1. Your Claim Is Denied by Your Employer.

Believe it or not, it is not uncommon for genuine workers' comp claims to be rejected by employers and/or workers' compensation insurers. One of the reasons for this is because there are so many workers that are denied that won't step up and appeal their denials.

2. The Settlement Offer from Your Employer Doesn't Cover Everything.

When you receive your settlement offer from your employer, you notice that it isn't going to cover everything – your medical bills, lost wages, etc. While the settlement got the judge's stamp of approval, it doesn't mean that it is 100 percent fair for you and your situation. It simply means that it is not wholly unfair, which is ultimately the judge's duty.

3. Your Medical Issues Are Keeping You from Returning to Work.

When you were injured on-the-job, the injuries that you sustained resulted in permanent partial or total disability. As a result, you could be entitled to a single lump sum or weekly payments for the rest of your life to make up for the income you will be losing out on. Because this can be expensive for insurance companies, they will try to get out of paying you the full amount of what you deserve.

Hiring a Workers' Compensation Attorney

The great thing about hiring an attorney who specializes in workers' comp is that they generally do not charge a fee up front.
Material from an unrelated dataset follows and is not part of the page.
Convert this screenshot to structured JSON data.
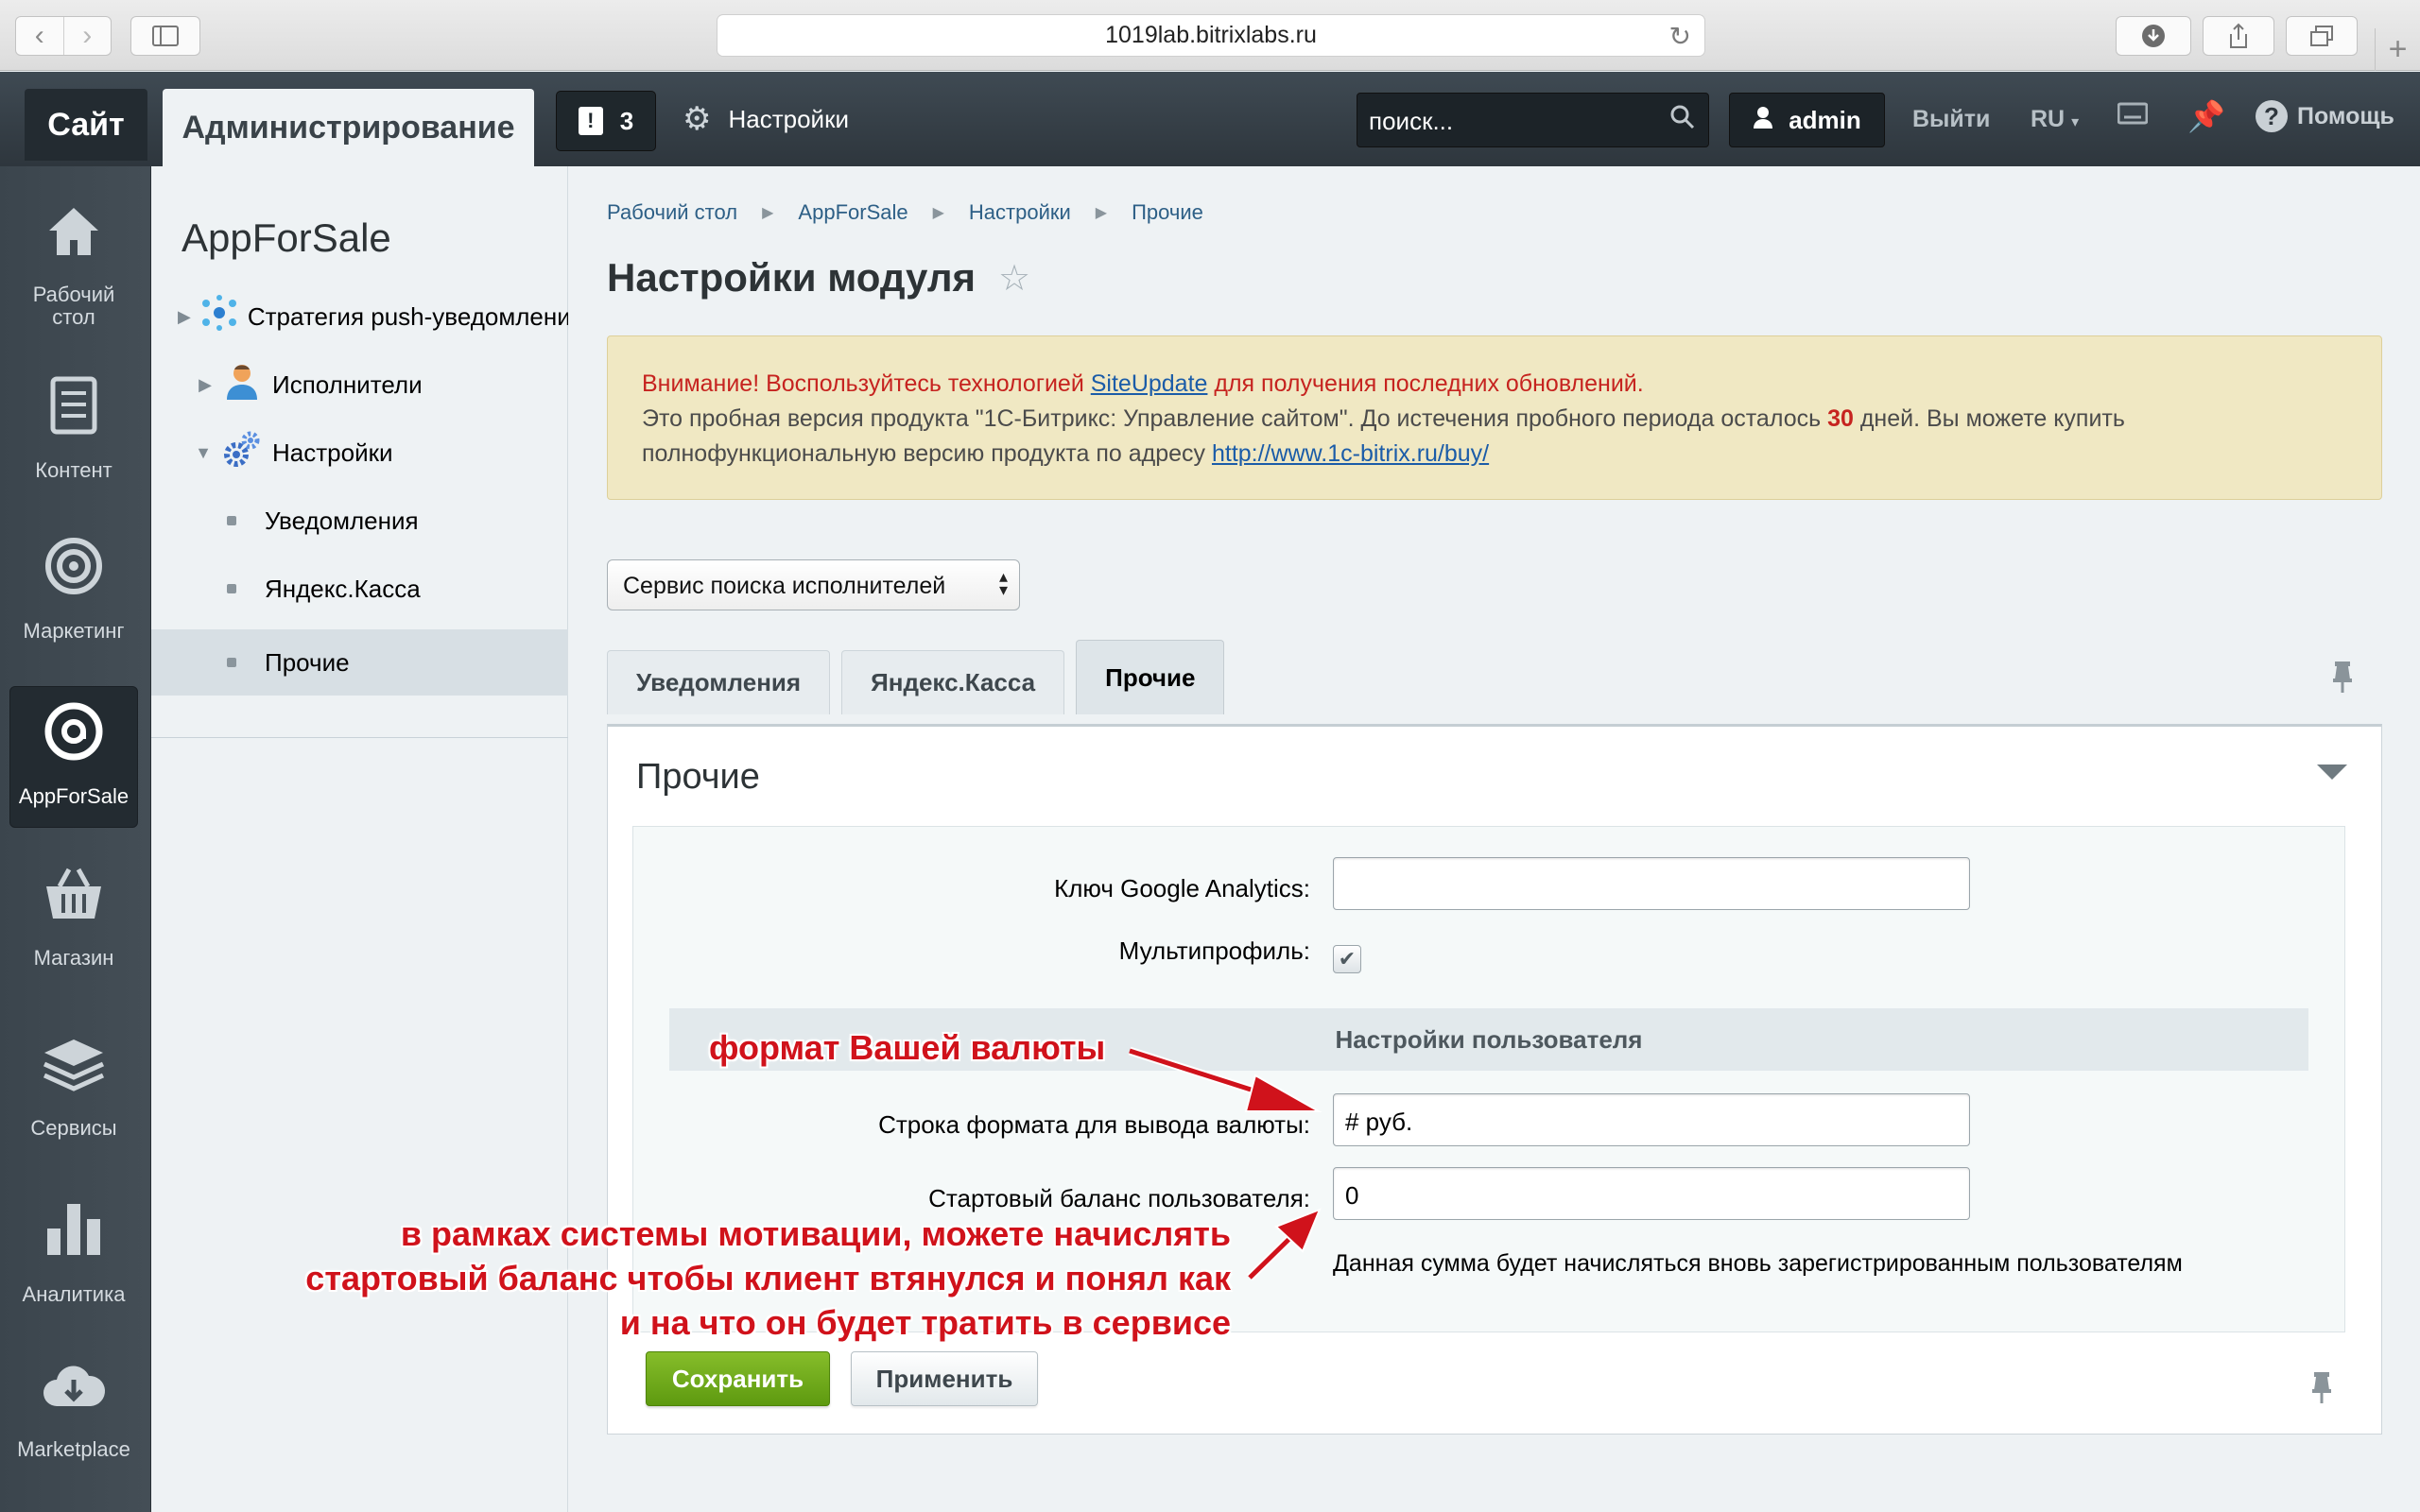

Instead, they will simply take their fee out of your settlement should you receive one. This provides you the best possible chance at receiving a full and fair settlement for the injuries that you sustained while on-the-job. Take the time to sit down with an attorney who offers workers compensation services to discuss the facts of your case and see what he or she can do for you.